An academic climate change activist has argued that the coronavirus crisis offers global universities a real chance to get to grips with their addiction to flying staff around the world to encourage other people to fly.

Speaking by video-link to the UK’s International Higher Education Forum, or IHEF, Ailsa Lamont, said a study published by British academic Robin Shields estimated the carbon footprint associated with global student mobility was somewhere in the region of 14 to 39 megatons of carbon dioxide equivalent per year in 2014.

Ailsa Lamont, climate change academic activist

And that figure is much higher today, with another study that noting that 1.5 million tons of aviation emissions were generated from the 350,000 commencing international students coming to Australia to study in 2015.

Nine million trees

“To offset those emissions you would have had to plant about nine million trees, which would have been enough to fill the whole of Sydney Harbour.  But, of course, the international education sector in Australia didn’t offset those flights and didn’t take any action,” the co-founder of Climate Action Network for International Educators, or CANIE told IHEF delegates.

Lamont, who helped launch CANIE and Pomegranate Global to encourage the international higher education sector to take greater action on climate change after working in international education for 30 years in Australia, said the pause in mobility – and aviation emissions caused by COVID-19 – offers a great opportunity to rethink the business model of the sector and create a fresh vision of what it could be like in 20 or 30 years time.

She agreed that wonderful work being done in terms of education, teaching, research and sustainable campus infrastructures to help the environment, but that still didn’t offset the damage being done by higher education’s obsession with flying.

“It is pretty clear that given the technology that we have today and our knowledge of the carbon cost of travel, that if we were to start from a clean sheet and redesign the whole business of international higher education, it probably wouldn’t look like it actually does today,” she said.

And she seemed to have some support from Professor Sir Steve Smith, vice-chancellor of the University of Exeter and chair of the International Policy Network at Universities UK, who opened Universities UK’s International Higher Education Forum (IHEF 2020).

Prof Smith predicted that within a very short time, professionals within higher education and elsewhere “will become so used to working remotely, via online platforms, that in some cases we will never go back to our old habits of gathering in stuffy rooms with bad coffee and biscuits we shouldn’t be eating.”

Zero targets within reach?

Just think of all that time we will get back that we would have spent on planes and trains, he suggested, adding: “Those carbon zero targets may not look so quite so impossible”. 

And not behind time said Lamont, who congratulated the organisers of IHEF 2020 for rearranging their annual conference online at short notice because of the coronavirus.

She said the impact of global warming was already being felt, particularly with the bush fires over the summer in Australia.

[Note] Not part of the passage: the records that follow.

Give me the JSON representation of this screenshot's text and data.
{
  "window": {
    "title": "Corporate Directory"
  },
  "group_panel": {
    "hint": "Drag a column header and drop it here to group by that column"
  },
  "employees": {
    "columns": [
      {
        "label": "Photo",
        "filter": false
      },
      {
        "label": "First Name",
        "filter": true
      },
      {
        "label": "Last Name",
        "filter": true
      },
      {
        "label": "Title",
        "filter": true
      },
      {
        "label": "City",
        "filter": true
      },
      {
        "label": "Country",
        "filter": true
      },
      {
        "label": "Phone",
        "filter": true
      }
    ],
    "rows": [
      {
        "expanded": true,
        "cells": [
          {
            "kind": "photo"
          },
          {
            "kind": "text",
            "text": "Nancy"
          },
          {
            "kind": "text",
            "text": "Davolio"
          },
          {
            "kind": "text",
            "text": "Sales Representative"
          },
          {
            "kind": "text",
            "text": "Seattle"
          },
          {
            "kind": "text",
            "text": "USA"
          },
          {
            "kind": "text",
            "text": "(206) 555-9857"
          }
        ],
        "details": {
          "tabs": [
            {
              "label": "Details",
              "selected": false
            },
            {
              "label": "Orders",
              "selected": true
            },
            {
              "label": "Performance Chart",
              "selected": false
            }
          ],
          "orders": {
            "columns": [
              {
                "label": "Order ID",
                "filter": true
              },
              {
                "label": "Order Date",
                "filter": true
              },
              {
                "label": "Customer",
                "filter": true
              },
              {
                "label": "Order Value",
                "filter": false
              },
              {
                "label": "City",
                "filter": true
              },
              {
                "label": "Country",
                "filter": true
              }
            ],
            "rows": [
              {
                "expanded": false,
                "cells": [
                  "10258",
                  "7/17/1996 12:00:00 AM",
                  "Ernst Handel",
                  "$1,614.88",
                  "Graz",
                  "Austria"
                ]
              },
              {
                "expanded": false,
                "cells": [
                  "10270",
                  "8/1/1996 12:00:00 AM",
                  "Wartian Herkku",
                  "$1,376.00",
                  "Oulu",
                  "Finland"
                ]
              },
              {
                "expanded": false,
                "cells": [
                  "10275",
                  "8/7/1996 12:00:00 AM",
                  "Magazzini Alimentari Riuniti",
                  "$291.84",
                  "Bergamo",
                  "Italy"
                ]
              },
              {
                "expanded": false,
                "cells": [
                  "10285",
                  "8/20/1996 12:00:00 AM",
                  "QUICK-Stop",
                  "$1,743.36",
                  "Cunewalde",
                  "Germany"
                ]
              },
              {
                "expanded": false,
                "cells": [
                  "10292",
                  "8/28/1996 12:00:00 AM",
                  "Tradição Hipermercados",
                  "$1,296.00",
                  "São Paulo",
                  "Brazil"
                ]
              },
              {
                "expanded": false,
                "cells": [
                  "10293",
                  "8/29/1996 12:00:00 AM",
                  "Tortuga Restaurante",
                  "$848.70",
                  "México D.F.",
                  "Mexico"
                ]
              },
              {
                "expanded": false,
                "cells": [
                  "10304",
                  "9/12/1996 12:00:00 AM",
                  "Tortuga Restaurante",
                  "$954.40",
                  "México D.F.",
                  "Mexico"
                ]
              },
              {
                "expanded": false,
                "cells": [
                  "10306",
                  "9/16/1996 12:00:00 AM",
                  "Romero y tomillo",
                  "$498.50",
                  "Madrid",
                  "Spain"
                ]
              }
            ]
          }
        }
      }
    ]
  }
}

“Unfortunately, because of coronavirus, we are not going to be able to tell what the impact of the bush fires was on international student behaviour. But we know from some surveys that they had a negative impact of international student perceptions of Australia as a safe study destination,” she said.

And with four million people around the world taking part in the climate and school strikes last year and a recent QS report on Sustainability in HE showing that 94% of respondents want universities to do more on sustainability, global universities need to urgently respond.

Lamont suggested the Times Higher Education’s Impact Rankings now gives students a tool to assess which institutions are “really taking climate change seriously”. She also welcomed the move by the international student barometer surveys to start asking questions about sustainability.

Students care

“We know students care, but to what extent will students start choosing study destinations or institutions based on sustainability is still unknown,” she said.

Phil Baty of Times Higher Education

Phil Baty, chief knowledge officer at Times Higher Education, who chaired the IHEF 2020 session, told delegates there was “an extra-ordinary tension” between universities being at heart of finding solutions to these massive problems of climate change and the addiction to face-to-face meetings and the huge movement of people through international education and research and the need to connect.

“This (coronavirus) crisis might have at least one positive in helping to wean ourselves off face-to-face and understand the technology that exists,” said Baty, who congratulated the 850 universities worldwide now participating in his paper’s Impact Rankings – up from 500 the previous year.

  • This blog is a slightly abridged and tweaked version of a news report that was published by University World News under the headline ‘Will coronavirus end international HE’s flying addiction?’ on 26 March, 2020.